“There has been research that has shown that as people are bombarded with more and more information, that have to use a heuristic to figure out which information should I listen to and which information I shouldn’t. What they ten to do is taking pieces of information that agree with their world view and say, ” I’ll listen to this and ignore everything else,” so they tend to get reinforced only about their view of the world.”
Huffmon says the myriad of political messages flowing through the air waves and on the Internet has worked to create some interesting political dynamics among the electorate. For some voters the constant din of talking heads and bloggers have pushed them toward apathy and disillusionment with the political process and government in general. For the most ardent politically-focused members of the electorate, these messages have tended to be more polarizing, as witnessed in part by the growth of the Tea Party movement.
“One is people are bombarded so more and more stuff is just washing over them without taking note. On the other hand the people that do tune in are getting more and more polarized and angry. So now we have a general population that is disconnecting and of the slice of the population that is plugged in, they’re getting moe ramped up in support of their side and hating those who disagree with their position and viewing them as the enemy. These things seem like they’re in conflict, but they’re both existing within the population.”
The U.S. Supreme Court in a January decision, struck down a major portion of a 2002 campaign finance reform law, saying it violates the free-speech right of corporations to engage in public debate of political issues. In a landmark 5-to-4 decision, the high court overturned a 1990 legal precedent and reversed a position it took in 2003, when a different lineup of justices upheld government restrictions on independent political expenditures by corporations during elections. The decision opens the gates for what campaign reform advocates warn will be a flood of corporate spending in future elections. Huffmon suspects that the decision will work to erode some of the advantage of being an incumbent.

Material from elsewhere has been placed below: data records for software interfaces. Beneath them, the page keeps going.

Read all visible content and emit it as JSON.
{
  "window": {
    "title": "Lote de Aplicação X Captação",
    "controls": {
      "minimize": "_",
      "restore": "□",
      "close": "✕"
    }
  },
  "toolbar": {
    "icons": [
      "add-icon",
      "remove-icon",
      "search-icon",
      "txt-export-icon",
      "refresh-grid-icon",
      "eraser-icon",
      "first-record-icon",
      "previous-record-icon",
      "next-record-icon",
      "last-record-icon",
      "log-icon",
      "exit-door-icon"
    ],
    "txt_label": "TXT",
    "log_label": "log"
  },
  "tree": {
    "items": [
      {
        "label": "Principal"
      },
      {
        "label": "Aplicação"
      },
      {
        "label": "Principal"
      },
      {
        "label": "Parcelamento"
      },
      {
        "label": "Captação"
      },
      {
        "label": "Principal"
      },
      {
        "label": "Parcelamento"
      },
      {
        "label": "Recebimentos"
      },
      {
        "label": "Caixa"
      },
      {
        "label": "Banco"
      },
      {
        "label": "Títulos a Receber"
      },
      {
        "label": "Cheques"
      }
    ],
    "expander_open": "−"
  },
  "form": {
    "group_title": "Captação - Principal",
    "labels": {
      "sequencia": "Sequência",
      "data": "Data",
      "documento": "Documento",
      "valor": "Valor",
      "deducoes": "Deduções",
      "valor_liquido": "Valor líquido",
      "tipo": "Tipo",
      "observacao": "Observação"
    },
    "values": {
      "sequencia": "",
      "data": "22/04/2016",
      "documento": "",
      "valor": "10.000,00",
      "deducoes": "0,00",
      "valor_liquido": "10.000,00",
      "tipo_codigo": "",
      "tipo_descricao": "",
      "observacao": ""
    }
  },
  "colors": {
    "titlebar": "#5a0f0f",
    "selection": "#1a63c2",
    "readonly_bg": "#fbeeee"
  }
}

“What we will see in this election cycle is the new Supreme Court rules as they apply to outside money flowing into campaigns. Those monies could affect primaries, so we may see incumbents challenged and to the degree that they are kicked out in the primaries, then you have in essence an open seat and you could see some real change there. We actually have a lot streams coming together in South Carolina for those paying attention that is going to make this an exciting year.”
Huffmon says ironically voter apathy during this election cycle may be created by an always important political issue, the economy. Huffmon says as people continue to struggle to make ends meet during the recession they are not pay close attention to political events because they are in survival mode.
“People have their heads focused on their problems. An overwhelming majority of people who participated in the recent poll said they thought the economy was doing poorly and they thought it really wasn’t going to get better any time soon. There is a disconnect for many in the general population for the political events that are unfolding in the news that they should be tuning into, but being worried about your job, being worried about the economy just means that your head is somewhere else.”